Alex shines a light on the complex relationship between gamers and game journalists.
Power. Plenty of video game characters, from Kratos to Batman, clearly hold it inside their virtual worlds, but who holds it outside of video games? How strong is the influence of the gaming mass media upon their audience, or is there an influence at all? The false dichotomy within that question ignores the fact that maybe it’s not a case of either/or, but rather somewhere in between.
Certainly, gaming journalism has only grown as the gaming industry has become increasingly mainstream. The number and diversity of those who browse IGN or GameTrailers is currently on the rise; which means the voice of game journalists has been getting a little louder. Additionally, some gamers will interpret a review by a particular publication or person as the definitive factor determining the quality of a game and whether it is worthy of their time and money. I’m no stranger to this rather unhealthy habit, having believed IGN’s 9.0 review of Call Of Duty: Modern Warfare 3 right up until the day I bought and played it. The idea that the opinion of one person can be treated by some as if it were fact surely suggests that game journalists hold a powerful air of authority over their audience.
Media coverage of certain gaming news can also affect how gamers interpret things; I’ve talked about this before, but the fact that the Mass Effect 3 ending was given so much attention by gaming journalists for so long significantly (yet almost subconsciously) transformed my opinion of what I had previously thought to be a perfectly good game. Judging from these observations then, it appears as though the model of the media as a ‘hypodermic needle’, which can directly insert certain opinions into our heads, holds a scary amount of truth to it. And yet…

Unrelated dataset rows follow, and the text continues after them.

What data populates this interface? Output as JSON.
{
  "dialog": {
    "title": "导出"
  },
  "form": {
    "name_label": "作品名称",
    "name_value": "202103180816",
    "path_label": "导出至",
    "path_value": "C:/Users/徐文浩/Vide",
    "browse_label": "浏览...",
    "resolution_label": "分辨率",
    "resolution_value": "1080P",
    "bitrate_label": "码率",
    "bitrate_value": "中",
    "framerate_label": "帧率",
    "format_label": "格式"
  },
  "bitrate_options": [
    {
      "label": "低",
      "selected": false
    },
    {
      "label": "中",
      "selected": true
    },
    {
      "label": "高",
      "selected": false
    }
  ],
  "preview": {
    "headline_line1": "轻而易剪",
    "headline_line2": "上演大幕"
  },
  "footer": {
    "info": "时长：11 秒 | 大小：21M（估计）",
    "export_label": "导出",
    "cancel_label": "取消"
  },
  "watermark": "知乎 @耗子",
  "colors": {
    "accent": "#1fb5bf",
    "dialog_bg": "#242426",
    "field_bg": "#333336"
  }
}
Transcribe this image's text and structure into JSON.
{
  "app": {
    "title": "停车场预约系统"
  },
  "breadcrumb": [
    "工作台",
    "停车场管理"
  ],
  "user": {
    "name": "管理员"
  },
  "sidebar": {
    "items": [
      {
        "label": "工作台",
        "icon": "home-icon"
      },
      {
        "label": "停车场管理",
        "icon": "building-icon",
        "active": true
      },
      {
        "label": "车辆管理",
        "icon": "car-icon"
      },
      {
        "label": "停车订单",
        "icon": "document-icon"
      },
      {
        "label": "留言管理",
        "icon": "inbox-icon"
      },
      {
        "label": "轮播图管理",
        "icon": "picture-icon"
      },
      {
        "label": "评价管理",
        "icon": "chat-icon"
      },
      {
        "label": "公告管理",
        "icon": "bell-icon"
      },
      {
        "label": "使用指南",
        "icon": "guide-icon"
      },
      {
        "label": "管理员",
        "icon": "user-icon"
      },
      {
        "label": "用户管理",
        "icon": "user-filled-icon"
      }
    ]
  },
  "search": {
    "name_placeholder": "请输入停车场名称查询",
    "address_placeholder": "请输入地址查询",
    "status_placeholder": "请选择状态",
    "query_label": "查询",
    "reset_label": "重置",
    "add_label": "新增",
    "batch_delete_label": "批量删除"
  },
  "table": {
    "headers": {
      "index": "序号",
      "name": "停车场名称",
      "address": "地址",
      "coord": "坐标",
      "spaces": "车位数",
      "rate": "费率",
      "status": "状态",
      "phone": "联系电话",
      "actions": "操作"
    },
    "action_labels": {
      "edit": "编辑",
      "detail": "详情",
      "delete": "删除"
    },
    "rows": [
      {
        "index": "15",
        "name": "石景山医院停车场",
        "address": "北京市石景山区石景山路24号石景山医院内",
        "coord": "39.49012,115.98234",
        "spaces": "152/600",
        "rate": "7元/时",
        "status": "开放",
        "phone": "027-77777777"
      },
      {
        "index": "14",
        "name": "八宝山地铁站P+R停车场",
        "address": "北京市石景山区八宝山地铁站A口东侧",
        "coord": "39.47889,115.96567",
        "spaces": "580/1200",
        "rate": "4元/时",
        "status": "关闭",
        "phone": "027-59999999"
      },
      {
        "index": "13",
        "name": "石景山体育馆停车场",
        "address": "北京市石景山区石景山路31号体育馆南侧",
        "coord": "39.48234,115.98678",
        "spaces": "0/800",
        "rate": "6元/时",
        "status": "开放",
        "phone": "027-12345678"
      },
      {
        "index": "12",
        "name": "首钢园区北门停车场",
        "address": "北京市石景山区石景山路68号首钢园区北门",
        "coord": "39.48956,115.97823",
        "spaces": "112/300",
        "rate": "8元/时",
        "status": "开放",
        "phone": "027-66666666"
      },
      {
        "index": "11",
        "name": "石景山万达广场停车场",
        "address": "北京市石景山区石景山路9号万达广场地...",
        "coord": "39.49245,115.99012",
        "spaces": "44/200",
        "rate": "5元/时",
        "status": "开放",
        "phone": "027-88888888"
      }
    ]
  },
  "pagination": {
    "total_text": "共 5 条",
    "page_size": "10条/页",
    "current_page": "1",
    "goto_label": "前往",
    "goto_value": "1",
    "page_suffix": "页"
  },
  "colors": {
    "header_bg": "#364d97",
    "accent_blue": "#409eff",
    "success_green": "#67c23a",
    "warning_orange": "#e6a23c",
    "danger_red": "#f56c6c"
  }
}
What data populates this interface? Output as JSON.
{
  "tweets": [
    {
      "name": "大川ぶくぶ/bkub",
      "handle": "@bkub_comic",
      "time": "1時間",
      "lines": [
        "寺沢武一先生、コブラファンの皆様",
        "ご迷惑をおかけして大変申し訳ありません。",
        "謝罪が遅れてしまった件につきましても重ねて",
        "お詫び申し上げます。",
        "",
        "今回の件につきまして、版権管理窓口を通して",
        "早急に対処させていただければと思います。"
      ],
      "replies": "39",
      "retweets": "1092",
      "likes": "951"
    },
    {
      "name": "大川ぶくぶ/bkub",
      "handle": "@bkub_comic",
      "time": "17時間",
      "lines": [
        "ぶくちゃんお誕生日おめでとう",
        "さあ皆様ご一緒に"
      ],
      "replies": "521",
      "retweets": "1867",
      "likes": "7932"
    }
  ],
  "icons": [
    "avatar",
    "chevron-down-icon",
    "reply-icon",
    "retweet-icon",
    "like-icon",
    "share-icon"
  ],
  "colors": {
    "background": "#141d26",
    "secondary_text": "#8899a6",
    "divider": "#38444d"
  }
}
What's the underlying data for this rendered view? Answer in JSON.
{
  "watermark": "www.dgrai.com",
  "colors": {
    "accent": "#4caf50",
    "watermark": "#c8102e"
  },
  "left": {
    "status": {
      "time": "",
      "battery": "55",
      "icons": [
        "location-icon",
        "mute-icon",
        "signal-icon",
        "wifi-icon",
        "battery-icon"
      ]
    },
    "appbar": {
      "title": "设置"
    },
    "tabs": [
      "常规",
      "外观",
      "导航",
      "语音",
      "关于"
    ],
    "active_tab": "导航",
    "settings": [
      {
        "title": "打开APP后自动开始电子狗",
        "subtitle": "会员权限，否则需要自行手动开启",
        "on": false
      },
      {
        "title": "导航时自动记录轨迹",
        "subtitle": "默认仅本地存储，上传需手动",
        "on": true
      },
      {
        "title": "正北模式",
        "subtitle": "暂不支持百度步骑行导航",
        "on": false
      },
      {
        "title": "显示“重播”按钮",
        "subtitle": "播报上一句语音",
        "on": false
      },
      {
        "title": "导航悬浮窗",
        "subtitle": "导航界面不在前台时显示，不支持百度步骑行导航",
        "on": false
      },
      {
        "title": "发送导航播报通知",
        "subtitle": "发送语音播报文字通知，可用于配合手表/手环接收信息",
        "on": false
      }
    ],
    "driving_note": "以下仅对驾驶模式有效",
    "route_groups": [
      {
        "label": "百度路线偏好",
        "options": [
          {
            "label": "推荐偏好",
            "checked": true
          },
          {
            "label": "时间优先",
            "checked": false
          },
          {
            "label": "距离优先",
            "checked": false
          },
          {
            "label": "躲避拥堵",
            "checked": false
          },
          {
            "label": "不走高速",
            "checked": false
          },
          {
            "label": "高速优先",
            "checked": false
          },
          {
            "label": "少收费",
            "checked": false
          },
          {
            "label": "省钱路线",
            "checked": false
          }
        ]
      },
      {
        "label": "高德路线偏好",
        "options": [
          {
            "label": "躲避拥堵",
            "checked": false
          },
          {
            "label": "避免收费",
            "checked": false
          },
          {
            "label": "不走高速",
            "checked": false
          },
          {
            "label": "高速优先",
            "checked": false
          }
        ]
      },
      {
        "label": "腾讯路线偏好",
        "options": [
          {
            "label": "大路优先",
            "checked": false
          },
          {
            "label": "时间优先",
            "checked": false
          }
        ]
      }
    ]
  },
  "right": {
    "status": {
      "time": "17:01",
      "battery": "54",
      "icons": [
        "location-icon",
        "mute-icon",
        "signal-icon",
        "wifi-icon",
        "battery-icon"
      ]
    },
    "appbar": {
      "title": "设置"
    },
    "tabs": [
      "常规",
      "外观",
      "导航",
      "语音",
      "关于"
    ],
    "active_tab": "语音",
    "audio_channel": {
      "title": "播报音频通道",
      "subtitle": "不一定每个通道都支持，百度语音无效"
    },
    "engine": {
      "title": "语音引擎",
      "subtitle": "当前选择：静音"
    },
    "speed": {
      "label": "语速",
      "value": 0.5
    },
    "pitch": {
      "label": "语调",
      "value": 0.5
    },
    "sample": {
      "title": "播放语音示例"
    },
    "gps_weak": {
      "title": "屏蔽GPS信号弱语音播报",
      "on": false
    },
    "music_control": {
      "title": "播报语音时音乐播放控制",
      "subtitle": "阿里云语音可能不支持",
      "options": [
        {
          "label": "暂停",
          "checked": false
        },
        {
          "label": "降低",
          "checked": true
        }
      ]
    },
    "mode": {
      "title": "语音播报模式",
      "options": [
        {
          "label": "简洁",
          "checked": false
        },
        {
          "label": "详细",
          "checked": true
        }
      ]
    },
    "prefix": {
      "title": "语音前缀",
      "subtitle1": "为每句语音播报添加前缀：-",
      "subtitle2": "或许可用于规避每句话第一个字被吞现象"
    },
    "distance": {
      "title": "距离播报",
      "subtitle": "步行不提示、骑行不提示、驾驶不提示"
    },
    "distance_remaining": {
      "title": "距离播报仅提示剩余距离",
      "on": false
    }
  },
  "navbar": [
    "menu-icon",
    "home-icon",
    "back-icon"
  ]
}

To declare that the passion of the gaming community is like no other is so widely recognised that it has almost now become a cliché to say it. You don’t have to look far to see how vocal and opinionated a bunch of people we are; EA and Maxis have just allowed SimCity to be played offline, despite previously and on repeated occasions adamantly stating that it would never happen. You can therefore scroll down to the comments section of literally any online game review and you will find plenty of people who adamantly dispute the opinion of the reviewer and will even give their own comprehensive thoughts and critiques on the game as a mini alternative review. What’s more, I know plenty of friends who deliberately don’t read reviews, previews, or anything of the like specifically because they don’t want their own opinion of a game to be unhealthily distorted by the views of a few game journalists.
One could go so far as to say that it is gamers who control the media, since the latter (which is a ‘service’) must give the ‘customer’ what they want. Considering this, one could view the Mass Effect 3 scandal in a different light. Since so many gamers were so passionately critical of the game’s ending, the media responded by interviewing BioWare developers on the issue and expressing the general resentment found among the community in their publications. This theory is known as the ‘reinforcement’ model of the media; since journalists will simply reinforce and reflect the views and opinions of their audience, rather than influence it.
There is no black or white conclusion to the relationship between game journalists and their audience. In some areas, particularly concerning game reviews, it appears as though journalists can have a salient level of influence on the minds of certain gamers, yet in other scenarios the media appears to have either no effect or simply just acts as a mere mirror with which their audience can project their own opinions onto. However, my own thoughts are clear-cut. Whilst gaming media is great for keeping up to date with the latest news on the industry and game journalists do often hold qualifications and expertise which renders them credible as a source, it is healthy to remember that the opinions of journalists (which aren’t just found in reviews, but can be embedded into apparently objective news reports) are just that, and the authority of this opinion should always be kept in check and balance by the our own opinions as gamers.